| Task directions |
Go line by line through the entries and show those that hold the string "安卓软件".

Web page and app entries
* * * * * * * * *

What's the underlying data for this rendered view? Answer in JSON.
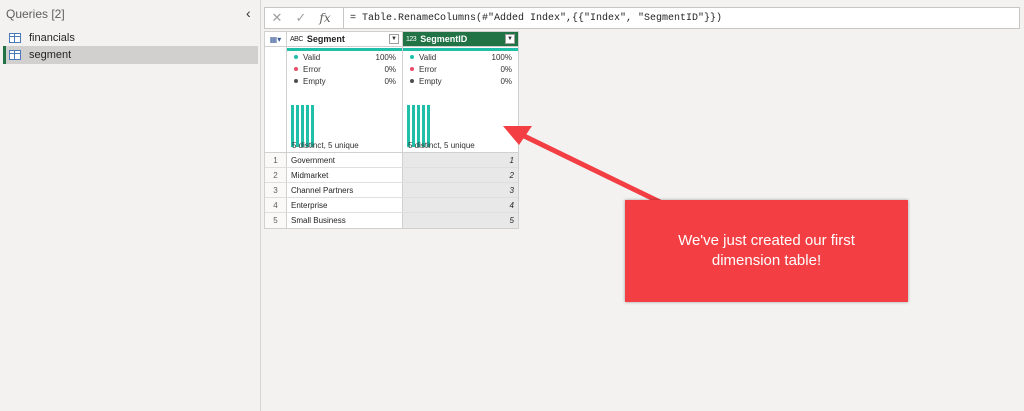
{
  "queries": {
    "title": "Queries [2]",
    "items": [
      {
        "label": "financials",
        "selected": false
      },
      {
        "label": "segment",
        "selected": true
      }
    ]
  },
  "formula": {
    "cancel": "✕",
    "commit": "✓",
    "fx": "fx",
    "text": "= Table.RenameColumns(#\"Added Index\",{{\"Index\", \"SegmentID\"}})"
  },
  "grid": {
    "columns": [
      {
        "name": "Segment",
        "type_icon": "ABC"
      },
      {
        "name": "SegmentID",
        "type_icon": "123"
      }
    ],
    "profile": {
      "segment": {
        "valid_label": "Valid",
        "valid": "100%",
        "error_label": "Error",
        "error": "0%",
        "empty_label": "Empty",
        "empty": "0%",
        "distinct": "5 distinct, 5 unique"
      },
      "segmentid": {
        "valid_label": "Valid",
        "valid": "100%",
        "error_label": "Error",
        "error": "0%",
        "empty_label": "Empty",
        "empty": "0%",
        "distinct": "5 distinct, 5 unique"
      }
    },
    "rows": [
      {
        "n": "1",
        "segment": "Government",
        "id": "1"
      },
      {
        "n": "2",
        "segment": "Midmarket",
        "id": "2"
      },
      {
        "n": "3",
        "segment": "Channel Partners",
        "id": "3"
      },
      {
        "n": "4",
        "segment": "Enterprise",
        "id": "4"
      },
      {
        "n": "5",
        "segment": "Small Business",
        "id": "5"
      }
    ]
  },
  "callout": {
    "text": "We've just created our first dimension table!"
  },
  "colors": {
    "accent": "#217346",
    "quality": "#1fbfa9",
    "callout": "#f33f43",
    "error_dot": "#e84c6a",
    "empty_dot": "#4f4f4f"
  }
}
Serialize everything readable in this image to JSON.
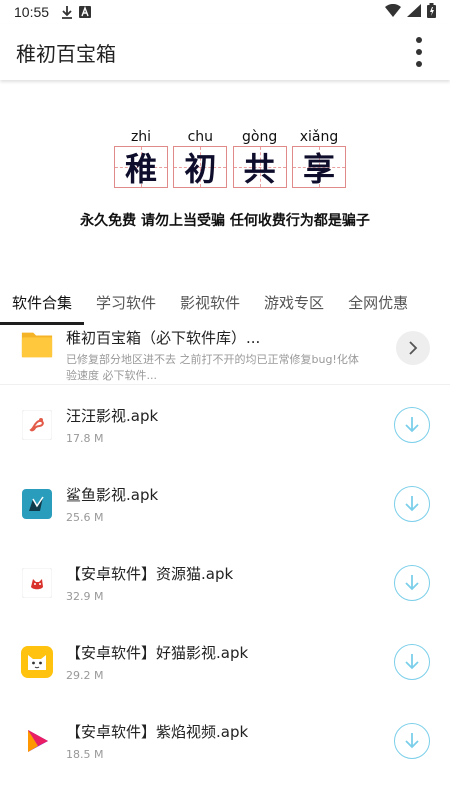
{
  "status": {
    "time": "10:55"
  },
  "app_bar": {
    "title": "稚初百宝箱"
  },
  "banner": {
    "chars": [
      {
        "pinyin": "zhi",
        "char": "稚"
      },
      {
        "pinyin": "chu",
        "char": "初"
      },
      {
        "pinyin": "gòng",
        "char": "共"
      },
      {
        "pinyin": "xiǎng",
        "char": "享"
      }
    ],
    "slogan": "永久免费 请勿上当受骗 任何收费行为都是骗子"
  },
  "tabs": [
    "软件合集",
    "学习软件",
    "影视软件",
    "游戏专区",
    "全网优惠"
  ],
  "featured": {
    "name": "稚初百宝箱（必下软件库）...",
    "desc": "已修复部分地区进不去 之前打不开的均已正常修复bug!化体验速度 必下软件..."
  },
  "apps": [
    {
      "name": "汪汪影视.apk",
      "size": "17.8 M",
      "icon": "wangwang-app-icon"
    },
    {
      "name": "鲨鱼影视.apk",
      "size": "25.6 M",
      "icon": "shark-app-icon"
    },
    {
      "name": "【安卓软件】资源猫.apk",
      "size": "32.9 M",
      "icon": "resource-cat-app-icon"
    },
    {
      "name": "【安卓软件】好猫影视.apk",
      "size": "29.2 M",
      "icon": "haomao-app-icon"
    },
    {
      "name": "【安卓软件】紫焰视频.apk",
      "size": "18.5 M",
      "icon": "ziyan-app-icon"
    }
  ],
  "colors": {
    "accent": "#7ccfea",
    "folder": "#ffc83d",
    "tab_indicator": "#1e1e1e"
  }
}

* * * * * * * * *

| Exercise response |
      "name": "【安卓软件】资源猫.apk",
      "name": "【安卓软件】好猫影视.apk",
      "name": "【安卓软件】紫焰视频.apk",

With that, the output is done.